Placing a plant within three feet of your computer to filter electromagnetic energy is a terrific way to start with combatting negative energy. Plants radiate harmonious energy simply by being living things. If you’ve ever wondered why plant-filled spaces bring you joy, this might have something to do with it.
Plants to get:
Aloe Vera: This succulent plant combats bad luck and negative energy and is known for cleaning air and reducing toxic chemicals.
Jasmine: In store for some positive romantic feelings? This fragrant, flowering plant helps strengthen relationships, and build romance, and the scent can help soothe a stressed mind. Experts recommend keeping jasmine near a south-facing window.
Bamboo: Lucky bamboo is a big plant for feng shui enthusiasts. It brings a very peaceful and wise energy into your home and since it is easy to grow and doesn’t require a lot of sunlight, it showcases a great amount of flexibility.
Connect with nature
We are continually inspired by Jarema Osofsky’s approach to caring for indoor plants and how she says they add a daily sense of grounding and nourishment. Plants also soften the hard angles in your home and evoke the feeling of being among nature, where everything tends to have more curves and softness. To achieve this, steer away from the spikiness of cacti and thorn-covered plants.
Plants to get:
Philodendron: With its heart-shaped leaves, this plant represents the fire element and can add emotion to a dim or cold part or your space.
Calatheas: This highly decorative plant is meant to be appreciated, looked at, and used for decoration. Even better, the Calatheas plant is known to purify the air and promote a better indoor environment.

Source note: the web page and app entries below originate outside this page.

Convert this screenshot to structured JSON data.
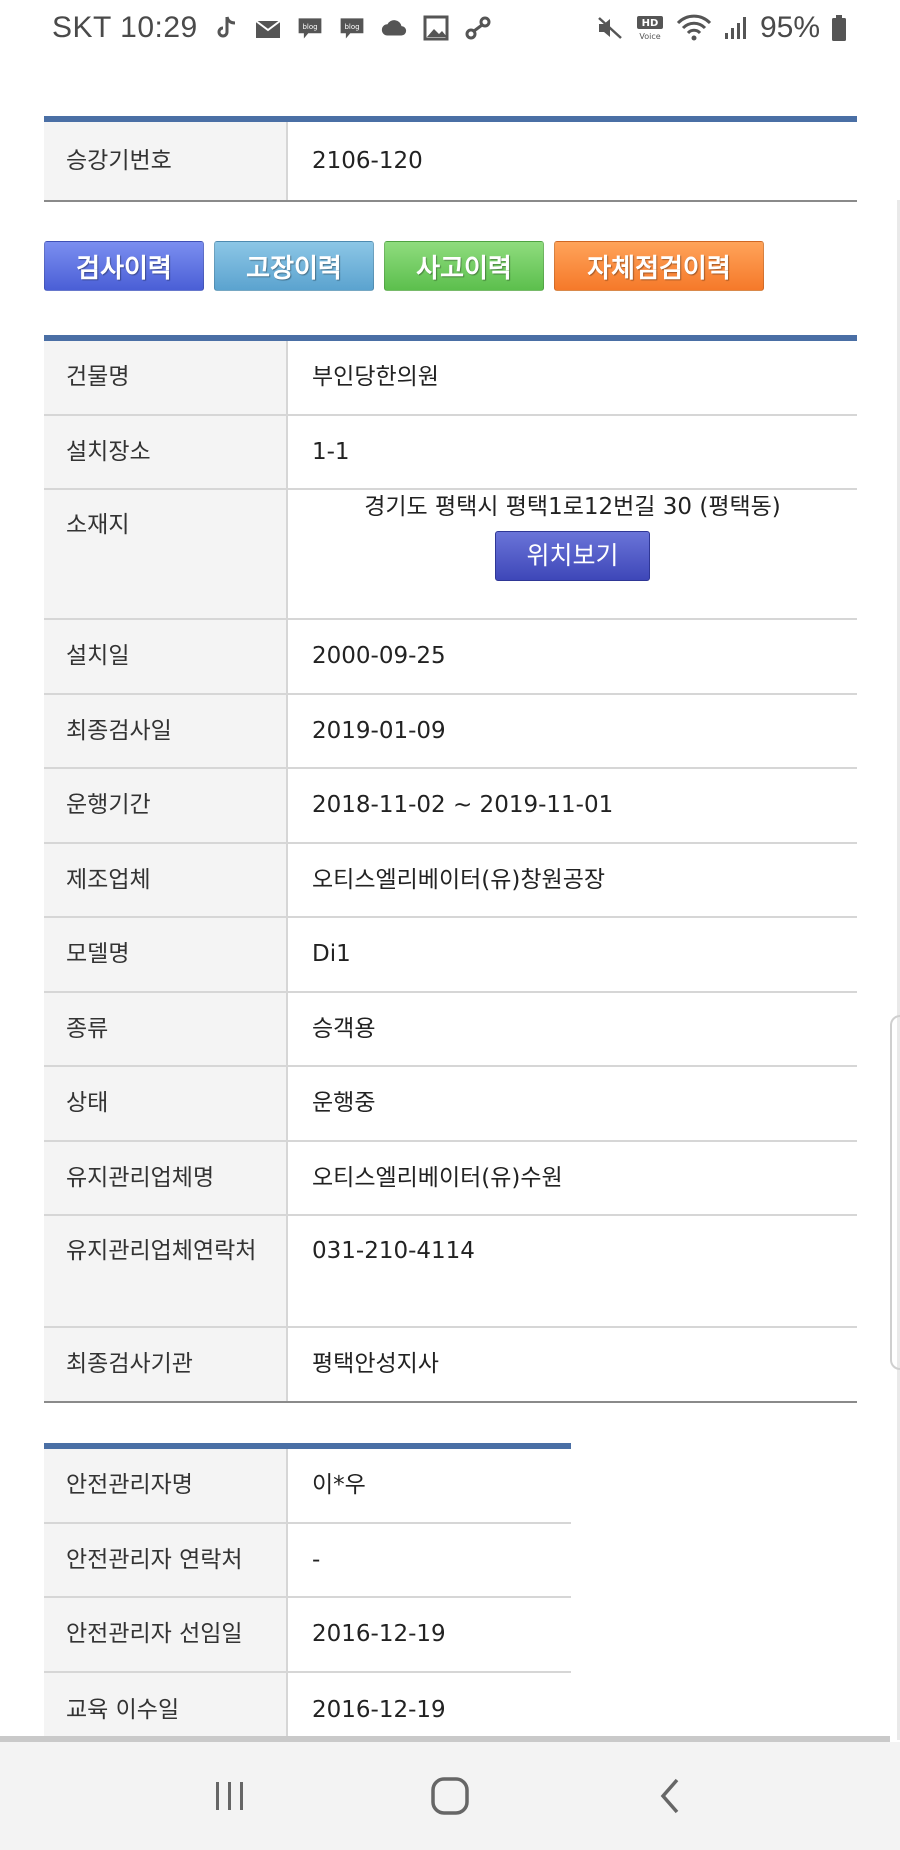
{
  "status_bar": {
    "carrier_time": "SKT 10:29",
    "battery_percent": "95%",
    "blog1": "blog",
    "blog2": "blog",
    "hd_label": "HD",
    "voice_label": "Voice"
  },
  "elevator_id": {
    "label": "승강기번호",
    "value": "2106-120"
  },
  "history_buttons": [
    {
      "label": "검사이력",
      "color": "#4a5fd6"
    },
    {
      "label": "고장이력",
      "color": "#5ba3cf"
    },
    {
      "label": "사고이력",
      "color": "#5cbf4d"
    },
    {
      "label": "자체점검이력",
      "color": "#f5792a"
    }
  ],
  "details": [
    {
      "label": "건물명",
      "value": "부인당한의원"
    },
    {
      "label": "설치장소",
      "value": "1-1"
    },
    {
      "label": "소재지",
      "value": "경기도 평택시 평택1로12번길 30 (평택동)",
      "button": "위치보기"
    },
    {
      "label": "설치일",
      "value": "2000-09-25"
    },
    {
      "label": "최종검사일",
      "value": "2019-01-09"
    },
    {
      "label": "운행기간",
      "value": "2018-11-02 ~ 2019-11-01"
    },
    {
      "label": "제조업체",
      "value": "오티스엘리베이터(유)창원공장"
    },
    {
      "label": "모델명",
      "value": "Di1"
    },
    {
      "label": "종류",
      "value": "승객용"
    },
    {
      "label": "상태",
      "value": "운행중"
    },
    {
      "label": "유지관리업체명",
      "value": "오티스엘리베이터(유)수원"
    },
    {
      "label": "유지관리업체연락처",
      "value": "031-210-4114"
    },
    {
      "label": "최종검사기관",
      "value": "평택안성지사"
    }
  ],
  "safety": [
    {
      "label": "안전관리자명",
      "value": "이*우"
    },
    {
      "label": "안전관리자 연락처",
      "value": "-"
    },
    {
      "label": "안전관리자 선임일",
      "value": "2016-12-19"
    },
    {
      "label": "교육 이수일",
      "value": "2016-12-19"
    }
  ],
  "colors": {
    "table_top_border": "#4a6fa5",
    "header_cell_bg": "#f4f4f4"
  }
}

Jade: In feng shui, this plant is also known as the money tree because the round leaves symbolize good fortune (this can come in the form of money, health, or fame). Get a jade plant to boost good finance vibes and for those soft, plump leaves.

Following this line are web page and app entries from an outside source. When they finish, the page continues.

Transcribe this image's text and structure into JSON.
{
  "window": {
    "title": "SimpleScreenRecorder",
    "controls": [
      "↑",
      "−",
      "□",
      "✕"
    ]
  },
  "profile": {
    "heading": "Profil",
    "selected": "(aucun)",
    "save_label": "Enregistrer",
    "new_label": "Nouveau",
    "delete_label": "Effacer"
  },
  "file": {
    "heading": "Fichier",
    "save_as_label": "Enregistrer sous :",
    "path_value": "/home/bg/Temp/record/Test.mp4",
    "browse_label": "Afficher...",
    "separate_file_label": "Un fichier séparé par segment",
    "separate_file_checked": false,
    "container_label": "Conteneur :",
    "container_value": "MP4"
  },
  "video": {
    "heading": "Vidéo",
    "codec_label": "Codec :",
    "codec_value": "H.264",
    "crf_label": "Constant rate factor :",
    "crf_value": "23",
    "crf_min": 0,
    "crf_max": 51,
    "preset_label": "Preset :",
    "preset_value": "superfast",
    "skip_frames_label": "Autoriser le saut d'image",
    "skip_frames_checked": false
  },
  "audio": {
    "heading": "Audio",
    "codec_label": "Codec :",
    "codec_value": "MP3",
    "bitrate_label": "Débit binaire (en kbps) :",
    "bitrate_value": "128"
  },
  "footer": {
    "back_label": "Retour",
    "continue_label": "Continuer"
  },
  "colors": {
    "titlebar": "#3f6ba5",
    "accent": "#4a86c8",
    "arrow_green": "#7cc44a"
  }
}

Heighten the space
Feeling like you’re living in a small cave is unlikely to result in a positive sense of home, so it’s important to raise your ceiling even if you can’t literally do that sort of renovation. Situating tall plants in the corners of rooms with sloped ceilings or exposed beams can help offset symbolic heaviness.
Plants to get:
Ficus: These plants can get so big they can serve as room dividers, making your space feel taller. For health, they can also remove various toxic chemicals from the air.
Rubber Plant: Similar to the ficus, the rubber plant is also a member of the fig family and can grow easily indoors without much fuss. Rubber plants often grow up to 10 feet in height indoors and add a strong statement to any room with its sophisticated and shiny dark green leaves.
Banana Leaf Plant: Unless you live in the tropics or your home is a greenhouse, you probably won’t harvest any fruit from your banana tree, but that doesn’t mean these plants are easy to grow indoors. With plenty of attention, fertilizer, and water, you can grow a large stunner.
Balance the excess water
In feng shui, it’s important to bring balance, especially when referring to the elements. It makes sense then that using plants in bathrooms and laundry areas to symbolically dry up excess water will help balance those rooms. Plants aside, many experts suggest keeping the toilet seat and bathroom door closed at all times and recommend placing a green plant inside the bathroom to “absorb the chi.” Perhaps a good phrase to suggest with forgetful roommates: “Do you mind keeping the toilet seat down so we can better absorb the chi?”
Plants to get:
Pothos: This plant, also called devil’s ivy, is good for attracting and easily collecting stagnant and dead energy. It’s one of the easiest houseplants to grow, even if you are a forgetful waterer. Also, the trailing vine plant is also a great air purifier.
Peace lily: An easy guess from the name, this plant improves the flow of positive energy with its ability to neutralize harmful indoor gases. These elegant plants flourish best in dark environments where there is minimal light.
Air plant: Feng shui translates to “wind and water,” so it’s no surprise that an air plant is a perfect representation of those two elements combined. All these plants need are a little soak of water, so you can place them on a shelf or in a nook—no dirt necessary.
Originally Appeared on Architectural Digest